Cycling down the scenic Toronto Islands, the skyline emerges even clearer, as do the host of couples driving past me. I wonder if my ‘happily ever after’ too, would squeeze into prickly bicycling gear on an odd August morning for a weekend escape.
All these years, my gaze was like the scattered light of a disco ball. A bit all over the place and ready to be hitched at the first romantic vision of “accidentally bumping” into someone– The ‘One’, for me, to be precise. But dating in your 30s, is all about being a laser-focused beam. You eye your targets and lock eyes with the right prey. And after a much-requested rewatch of Indian Matchmaking, conversations with my family have found a new life of their own. My parents display an unwavering faith in my recently acquired skillset– of rejecting proposals and inventing the most creative red flags to seal their fate. Mismatched socks on the second date? Red. Dislikes animals but furry cats in particular? Red. Stared at my hands for way too long? That’s at least a deep maroon!
After making friends with many palm readers, and eventually myself, I’m now at a point in my life where I know exactly what I’m looking for. The laser beam has narrowed further and I refuse to spend my time on approaches that have no potential. The idea of meeting someone online, conversing, figuring them out and then taking it from there, seems excellent. But personally, this window shopping for dates and introductions had never worked for me. Hence, much like my befitting corporate leap, I was on a journey to optimise for healthy, aligned connections with that much more speed and ease.
Here, my mother’s optimisation tactics deserve a special mention of their own too. Her browser history is replete with searches that could unbolt the darkest of Alibaba’s caves, or summon the witches right back from their stakes. The first tab calls out to the ‘Best Matchmaker in Canada’, and the seventeenth, rather slyly, settles for ‘Canada Matrimony’. Nestled between them are her more rooted visions, for Indian Matrimonial Services and Exclusive NRI Matchmaking. These searches, coupled with her strong desire to see me off as a bride in ammachi’s deep vermillion Kanchivaram silk, call on me to find the promise of that golden fairytale future, someday, in time. Surely, there is a drumroll insert somewhere in here.

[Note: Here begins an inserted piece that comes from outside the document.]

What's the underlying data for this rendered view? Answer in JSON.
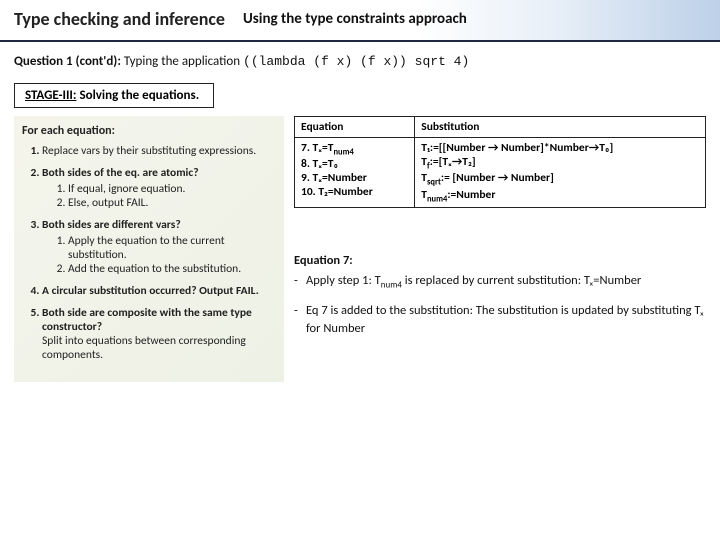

But if you’re someone like me, who has had a few failed relationships, and a heavier heart thereafter, know that the peddle can get rough. For the longest hour, a long-term partnership may feel like a pipe dream. For a part of me, it still does. But the more I infuse a positive approach into the wheels of this bus, the negative thinking stops churning around the same self-sabotaging behaviours. When I notice my mind spinning its wheels in the mud of my own past fears, I simply opt for compassion and choose a new thought.
And my baggage here may have helped me qualify for a weightlifting open too. But instead I chose to invest in an emotional muscle or two. I wrote down the names of the last few people I had been with. Right next to each name, I listed the top five things I liked about them and the top five things that I didn’t. I looked for any patterns. Mine was a bold chevron. One that eventually gets overwhelming with each stripe because of my anxious attachment style. Deep breaths, yeah? Then I underlined the qualities that I liked the most. Voila! These qualities are what you should look for in your search for a life partner.
It is an ongoing process. I’m learning, myself, from scratch. But more importantly, I’m living, from abundance. Now when I meet someone new, I give them a fair chance. And no matter how fierce Taylor’s lyrics get, I’m not about to destine myself to a life alone with the cats on a couch, if the first introduction doesn’t work out. Me and my jade roller go to bed each night knowing that I’m doing my best to put forth intentional action. And yet sometimes the thing we are trying to grasp for is being held out of our reach because something better is already heading our way.
I hastily cycle past the rather romantic spots of the lush Toronto parkland, but the thought of returning to this place with better company is not once lost. When the scene is set right, it must not be as straining to lose yourself under the gaze of a gazillion lofty lights. It has taken a while for me to trust my gaze. But now that I do, all that remains is for the stars to align.